[Component data from apps and pages]
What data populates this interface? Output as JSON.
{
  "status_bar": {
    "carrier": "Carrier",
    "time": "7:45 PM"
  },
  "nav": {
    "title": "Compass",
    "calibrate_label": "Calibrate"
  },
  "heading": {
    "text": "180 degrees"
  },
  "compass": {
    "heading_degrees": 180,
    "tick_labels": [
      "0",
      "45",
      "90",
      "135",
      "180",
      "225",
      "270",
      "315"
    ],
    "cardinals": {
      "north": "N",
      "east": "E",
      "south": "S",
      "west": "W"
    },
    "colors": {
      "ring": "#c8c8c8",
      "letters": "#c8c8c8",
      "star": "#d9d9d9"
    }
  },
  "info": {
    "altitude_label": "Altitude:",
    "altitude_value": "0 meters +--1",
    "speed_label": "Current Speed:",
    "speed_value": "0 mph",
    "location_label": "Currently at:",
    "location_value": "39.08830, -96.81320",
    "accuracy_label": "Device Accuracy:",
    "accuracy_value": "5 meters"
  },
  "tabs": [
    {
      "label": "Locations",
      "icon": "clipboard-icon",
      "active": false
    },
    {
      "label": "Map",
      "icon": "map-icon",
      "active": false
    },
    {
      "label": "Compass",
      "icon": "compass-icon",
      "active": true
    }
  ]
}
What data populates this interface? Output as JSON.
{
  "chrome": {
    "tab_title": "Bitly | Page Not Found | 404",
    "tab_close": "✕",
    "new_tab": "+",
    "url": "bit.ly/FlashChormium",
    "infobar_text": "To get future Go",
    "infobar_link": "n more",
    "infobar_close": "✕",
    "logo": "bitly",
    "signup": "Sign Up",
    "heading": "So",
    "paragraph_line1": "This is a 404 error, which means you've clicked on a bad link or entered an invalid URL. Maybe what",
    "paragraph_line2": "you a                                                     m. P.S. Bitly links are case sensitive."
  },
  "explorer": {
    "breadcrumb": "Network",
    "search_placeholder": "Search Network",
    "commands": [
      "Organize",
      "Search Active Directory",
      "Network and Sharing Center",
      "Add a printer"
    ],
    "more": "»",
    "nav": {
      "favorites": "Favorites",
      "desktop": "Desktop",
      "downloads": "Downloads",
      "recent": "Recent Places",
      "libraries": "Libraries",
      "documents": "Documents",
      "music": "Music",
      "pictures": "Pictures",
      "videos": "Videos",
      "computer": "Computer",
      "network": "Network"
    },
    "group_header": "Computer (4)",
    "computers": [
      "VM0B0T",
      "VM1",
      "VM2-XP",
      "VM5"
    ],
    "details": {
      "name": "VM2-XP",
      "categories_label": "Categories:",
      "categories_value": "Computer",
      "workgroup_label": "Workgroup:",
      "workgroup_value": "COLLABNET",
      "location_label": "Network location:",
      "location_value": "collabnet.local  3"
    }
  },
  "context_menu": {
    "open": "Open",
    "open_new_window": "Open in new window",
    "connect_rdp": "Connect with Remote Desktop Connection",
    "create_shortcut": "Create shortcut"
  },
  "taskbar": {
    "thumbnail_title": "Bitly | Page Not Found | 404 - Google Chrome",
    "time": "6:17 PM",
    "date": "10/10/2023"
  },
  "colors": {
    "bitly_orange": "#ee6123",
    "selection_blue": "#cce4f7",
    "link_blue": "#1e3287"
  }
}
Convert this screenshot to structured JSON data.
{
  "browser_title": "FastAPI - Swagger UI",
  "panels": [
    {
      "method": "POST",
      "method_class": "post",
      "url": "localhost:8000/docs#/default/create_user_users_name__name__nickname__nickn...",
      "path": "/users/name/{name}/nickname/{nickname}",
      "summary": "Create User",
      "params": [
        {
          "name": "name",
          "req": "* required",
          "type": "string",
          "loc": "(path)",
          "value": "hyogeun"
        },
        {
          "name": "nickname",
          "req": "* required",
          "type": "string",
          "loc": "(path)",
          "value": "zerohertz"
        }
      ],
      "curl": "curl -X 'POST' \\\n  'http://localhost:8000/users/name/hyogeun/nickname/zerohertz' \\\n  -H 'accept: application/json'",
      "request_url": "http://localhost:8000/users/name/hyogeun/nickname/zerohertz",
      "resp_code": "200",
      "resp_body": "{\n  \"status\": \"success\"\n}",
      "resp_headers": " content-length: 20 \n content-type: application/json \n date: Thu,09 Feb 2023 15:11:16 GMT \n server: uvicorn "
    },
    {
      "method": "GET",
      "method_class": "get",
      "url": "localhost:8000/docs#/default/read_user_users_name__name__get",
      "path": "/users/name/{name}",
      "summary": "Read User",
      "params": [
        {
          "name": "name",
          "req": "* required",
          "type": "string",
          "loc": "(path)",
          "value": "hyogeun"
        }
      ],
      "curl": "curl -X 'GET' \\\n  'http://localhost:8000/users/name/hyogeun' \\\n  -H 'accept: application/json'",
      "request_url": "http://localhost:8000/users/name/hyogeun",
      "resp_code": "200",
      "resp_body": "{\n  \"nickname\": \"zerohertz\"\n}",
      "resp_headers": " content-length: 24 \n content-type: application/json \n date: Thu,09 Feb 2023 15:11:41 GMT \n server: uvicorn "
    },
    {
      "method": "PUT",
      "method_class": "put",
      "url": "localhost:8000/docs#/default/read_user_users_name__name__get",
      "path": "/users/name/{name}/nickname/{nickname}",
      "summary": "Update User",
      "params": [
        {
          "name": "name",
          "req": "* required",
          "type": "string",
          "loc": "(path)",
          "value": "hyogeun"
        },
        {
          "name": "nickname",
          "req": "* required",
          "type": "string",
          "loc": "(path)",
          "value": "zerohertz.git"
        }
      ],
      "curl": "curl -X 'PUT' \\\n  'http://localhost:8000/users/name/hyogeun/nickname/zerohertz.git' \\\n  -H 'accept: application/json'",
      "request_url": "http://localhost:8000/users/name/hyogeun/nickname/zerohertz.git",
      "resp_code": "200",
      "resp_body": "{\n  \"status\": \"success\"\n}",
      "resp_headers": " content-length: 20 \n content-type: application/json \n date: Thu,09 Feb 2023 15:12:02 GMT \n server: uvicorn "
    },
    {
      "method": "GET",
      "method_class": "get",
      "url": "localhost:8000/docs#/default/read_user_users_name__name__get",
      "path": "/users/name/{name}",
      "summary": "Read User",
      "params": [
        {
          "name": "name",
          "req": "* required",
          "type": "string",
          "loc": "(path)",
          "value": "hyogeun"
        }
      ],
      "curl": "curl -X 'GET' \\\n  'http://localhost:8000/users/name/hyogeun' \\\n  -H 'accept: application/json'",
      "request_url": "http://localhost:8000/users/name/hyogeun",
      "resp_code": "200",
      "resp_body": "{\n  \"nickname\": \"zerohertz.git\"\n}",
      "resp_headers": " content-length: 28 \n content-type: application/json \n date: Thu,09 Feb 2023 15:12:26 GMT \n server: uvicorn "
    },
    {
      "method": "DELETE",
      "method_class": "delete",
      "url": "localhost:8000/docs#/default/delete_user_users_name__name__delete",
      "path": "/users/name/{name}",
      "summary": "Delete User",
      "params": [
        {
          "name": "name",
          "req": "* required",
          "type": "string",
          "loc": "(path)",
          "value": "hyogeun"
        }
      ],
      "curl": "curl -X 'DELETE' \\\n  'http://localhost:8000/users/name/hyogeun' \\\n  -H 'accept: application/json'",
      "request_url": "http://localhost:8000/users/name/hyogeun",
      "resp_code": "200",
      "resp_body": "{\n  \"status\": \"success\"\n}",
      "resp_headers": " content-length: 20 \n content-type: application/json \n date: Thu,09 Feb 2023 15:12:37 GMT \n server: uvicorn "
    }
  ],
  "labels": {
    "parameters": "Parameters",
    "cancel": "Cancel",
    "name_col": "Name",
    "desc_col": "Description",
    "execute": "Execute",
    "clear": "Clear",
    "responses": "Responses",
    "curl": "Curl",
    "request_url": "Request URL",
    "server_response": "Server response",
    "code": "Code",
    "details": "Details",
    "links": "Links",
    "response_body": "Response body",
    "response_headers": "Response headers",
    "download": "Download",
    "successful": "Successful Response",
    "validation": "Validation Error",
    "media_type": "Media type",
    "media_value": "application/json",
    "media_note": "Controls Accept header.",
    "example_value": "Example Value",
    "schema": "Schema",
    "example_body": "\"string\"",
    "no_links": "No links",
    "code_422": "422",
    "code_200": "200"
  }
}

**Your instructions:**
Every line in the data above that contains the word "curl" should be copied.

**Exercise result:**
      "curl": "curl -X 'POST' \\\n  'http://localhost:8000/users/name/hyogeun/nickname/zerohertz' \\\n  -H 'accept: application/json'",
      "curl": "curl -X 'GET' \\\n  'http://localhost:8000/users/name/hyogeun' \\\n  -H 'accept: application/json'",
      "curl": "curl -X 'PUT' \\\n  'http://localhost:8000/users/name/hyogeun/nickname/zerohertz.git' \\\n  -H 'accept: application/json'",
      "curl": "curl -X 'GET' \\\n  'http://localhost:8000/users/name/hyogeun' \\\n  -H 'accept: application/json'",
      "curl": "curl -X 'DELETE' \\\n  'http://localhost:8000/users/name/hyogeun' \\\n  -H 'accept: application/json'",
    "curl": "Curl",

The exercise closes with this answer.